My heart was aching, but I knew it was necessary. So I just dozed off as the pain medication kicked in, until they moved me to another room. I got up and peed, which burned like nothing I'd ever felt. Then I got into bed and slept for a while. My mom and family had to leave that afternoon, so they came to say their goodbyes. After I woke up, it was NICU visiting hours, so I got to go see Deklan. He was so big compared to all of the other babies in the Level 3 NICU!! They actually nicknamed him "The Moose"! The NICU nurse was great, and got a privacy screen and a Boppy so I could nurse him for the first time. They had already given him bottles of formula, against my direct instructions. He was a hungry little guy though, and latched on pretty well. My visits with Deklan were sporadic for the next day and a half, as the NICU closed down a few times for emergency surgeries on the babies in there. Finally, we were told that we'd get to bring him home with us! Our little guy was being released! We got him dressed and ready to go, and the NICU nurses sent us home with a blanket, a hat, a diaper bag, and formula. After a 3.5 hour drive home on a 3rd degree torn bottom, we got home and were met by a group of family. After pictures and shooing them away, we finally got to relax and settle in. I had a difficult time with breastfeeding, as he preferred the bottle. But I was determined. It turned out that he was also getting frustrated because my milk wasn't coming in because of the retained fragment of placenta. I was exhausted, wasn't eating much or drinking much because I felt terrible. After a couple of days in the hospital on antibiotics, I passed the fragments and felt much better. They didn't have to do a D&C, for which I was grateful. I went home and my milk came in. We settled into a routine, and lived happily ever after!

As you can probably imagine, I learned a lot from Deklan's birth. It's what started me on the path that I'm on now. It wasn't the gentle birth that I had wanted for him, but he's here, he's ours, and he's healthy. And now I know better.

1 comment:

Bonnie said...

WOW! I'm so glad it turned out "happily ever after." Your story makes me want to tell all birthing women "RUN far away from the hospital!" Unless, of course, it's truly needed. Even then, I'd say educate, educate, educate. The scary thing is, you were educated and still were at the mercy of an ignorant intern.
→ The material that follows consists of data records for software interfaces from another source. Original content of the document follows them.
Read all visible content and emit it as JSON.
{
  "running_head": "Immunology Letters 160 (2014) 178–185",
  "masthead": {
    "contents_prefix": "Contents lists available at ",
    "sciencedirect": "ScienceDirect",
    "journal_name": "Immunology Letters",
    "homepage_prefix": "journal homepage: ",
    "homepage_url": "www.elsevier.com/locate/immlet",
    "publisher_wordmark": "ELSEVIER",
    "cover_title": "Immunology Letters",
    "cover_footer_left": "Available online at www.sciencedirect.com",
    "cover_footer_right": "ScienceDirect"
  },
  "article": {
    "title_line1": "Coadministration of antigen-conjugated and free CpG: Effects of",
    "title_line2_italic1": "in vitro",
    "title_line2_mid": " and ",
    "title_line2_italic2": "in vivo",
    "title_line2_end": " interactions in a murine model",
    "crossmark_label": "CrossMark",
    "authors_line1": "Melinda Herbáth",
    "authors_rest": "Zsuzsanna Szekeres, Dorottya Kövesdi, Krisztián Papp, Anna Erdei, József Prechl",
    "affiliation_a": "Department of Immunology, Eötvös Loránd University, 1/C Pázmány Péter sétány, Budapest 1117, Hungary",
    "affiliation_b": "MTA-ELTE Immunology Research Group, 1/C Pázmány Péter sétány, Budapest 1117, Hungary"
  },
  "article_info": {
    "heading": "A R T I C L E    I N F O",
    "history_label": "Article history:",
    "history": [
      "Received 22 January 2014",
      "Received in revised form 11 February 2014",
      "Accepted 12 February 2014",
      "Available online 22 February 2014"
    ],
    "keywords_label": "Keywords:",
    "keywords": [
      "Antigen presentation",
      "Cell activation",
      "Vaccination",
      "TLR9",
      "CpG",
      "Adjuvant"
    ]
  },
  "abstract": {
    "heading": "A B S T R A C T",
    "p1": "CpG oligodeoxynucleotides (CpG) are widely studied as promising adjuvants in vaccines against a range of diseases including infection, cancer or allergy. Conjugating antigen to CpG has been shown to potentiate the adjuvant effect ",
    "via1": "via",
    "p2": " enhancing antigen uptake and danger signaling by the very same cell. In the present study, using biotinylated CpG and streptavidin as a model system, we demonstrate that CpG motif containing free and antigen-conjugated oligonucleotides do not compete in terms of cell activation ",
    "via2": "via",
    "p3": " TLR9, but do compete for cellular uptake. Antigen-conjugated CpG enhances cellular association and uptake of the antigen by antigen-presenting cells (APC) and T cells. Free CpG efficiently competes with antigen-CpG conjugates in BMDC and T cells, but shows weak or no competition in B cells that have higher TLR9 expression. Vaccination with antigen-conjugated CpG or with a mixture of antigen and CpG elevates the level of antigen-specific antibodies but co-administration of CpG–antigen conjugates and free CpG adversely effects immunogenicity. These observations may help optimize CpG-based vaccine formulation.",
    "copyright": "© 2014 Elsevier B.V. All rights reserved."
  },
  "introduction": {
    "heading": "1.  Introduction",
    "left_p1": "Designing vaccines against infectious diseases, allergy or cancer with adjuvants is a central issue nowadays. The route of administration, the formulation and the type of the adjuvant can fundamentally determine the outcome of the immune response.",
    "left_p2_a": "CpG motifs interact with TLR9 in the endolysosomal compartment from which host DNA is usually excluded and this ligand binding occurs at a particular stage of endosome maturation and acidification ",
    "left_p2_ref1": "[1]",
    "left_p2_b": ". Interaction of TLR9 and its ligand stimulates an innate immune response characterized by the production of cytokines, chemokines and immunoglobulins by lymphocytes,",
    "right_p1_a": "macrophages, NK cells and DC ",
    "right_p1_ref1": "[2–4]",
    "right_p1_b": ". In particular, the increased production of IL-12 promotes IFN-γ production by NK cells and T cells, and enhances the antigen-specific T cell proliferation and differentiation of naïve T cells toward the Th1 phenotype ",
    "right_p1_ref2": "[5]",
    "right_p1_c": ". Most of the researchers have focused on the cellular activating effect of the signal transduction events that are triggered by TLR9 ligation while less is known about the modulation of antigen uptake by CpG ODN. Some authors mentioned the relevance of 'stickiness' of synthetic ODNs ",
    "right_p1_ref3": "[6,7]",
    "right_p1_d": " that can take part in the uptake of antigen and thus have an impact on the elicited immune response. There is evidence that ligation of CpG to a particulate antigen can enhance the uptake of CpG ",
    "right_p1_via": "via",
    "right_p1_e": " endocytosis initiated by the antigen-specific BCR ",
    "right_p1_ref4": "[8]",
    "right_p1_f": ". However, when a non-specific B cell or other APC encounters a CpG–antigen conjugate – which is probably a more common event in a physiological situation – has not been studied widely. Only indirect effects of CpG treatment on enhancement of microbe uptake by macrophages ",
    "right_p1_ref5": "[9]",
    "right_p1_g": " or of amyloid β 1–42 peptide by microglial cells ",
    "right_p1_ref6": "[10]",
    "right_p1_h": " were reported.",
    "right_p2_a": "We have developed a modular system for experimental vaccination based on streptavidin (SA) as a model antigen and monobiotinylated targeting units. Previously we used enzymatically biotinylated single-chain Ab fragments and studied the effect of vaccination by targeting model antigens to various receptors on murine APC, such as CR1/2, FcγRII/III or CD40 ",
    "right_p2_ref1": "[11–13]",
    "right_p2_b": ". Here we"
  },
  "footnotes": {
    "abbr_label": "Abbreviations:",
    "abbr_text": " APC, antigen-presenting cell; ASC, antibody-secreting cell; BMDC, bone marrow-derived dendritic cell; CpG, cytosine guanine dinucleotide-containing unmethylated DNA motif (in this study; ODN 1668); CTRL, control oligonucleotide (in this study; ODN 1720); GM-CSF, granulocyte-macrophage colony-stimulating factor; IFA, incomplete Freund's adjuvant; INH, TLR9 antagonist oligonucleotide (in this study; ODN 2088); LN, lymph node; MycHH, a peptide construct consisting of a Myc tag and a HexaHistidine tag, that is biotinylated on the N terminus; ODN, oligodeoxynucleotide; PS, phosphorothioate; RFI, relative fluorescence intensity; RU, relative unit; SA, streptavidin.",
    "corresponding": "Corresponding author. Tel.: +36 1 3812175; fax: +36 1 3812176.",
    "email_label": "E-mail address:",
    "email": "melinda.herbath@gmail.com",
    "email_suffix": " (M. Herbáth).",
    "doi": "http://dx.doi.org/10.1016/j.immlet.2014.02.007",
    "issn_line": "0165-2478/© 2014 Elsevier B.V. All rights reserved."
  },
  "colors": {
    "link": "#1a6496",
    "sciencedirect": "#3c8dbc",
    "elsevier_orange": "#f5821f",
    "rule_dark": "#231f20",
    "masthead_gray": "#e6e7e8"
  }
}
I've been toying with the idea of writing and posting the birth stories of my first 4 children (medicalized hospital births.) Maybe I will. There is a lot to learn from them.

PS Thanks for following my blog. YAY! I finally have a follower!

PSS Congrats on the pregnancy!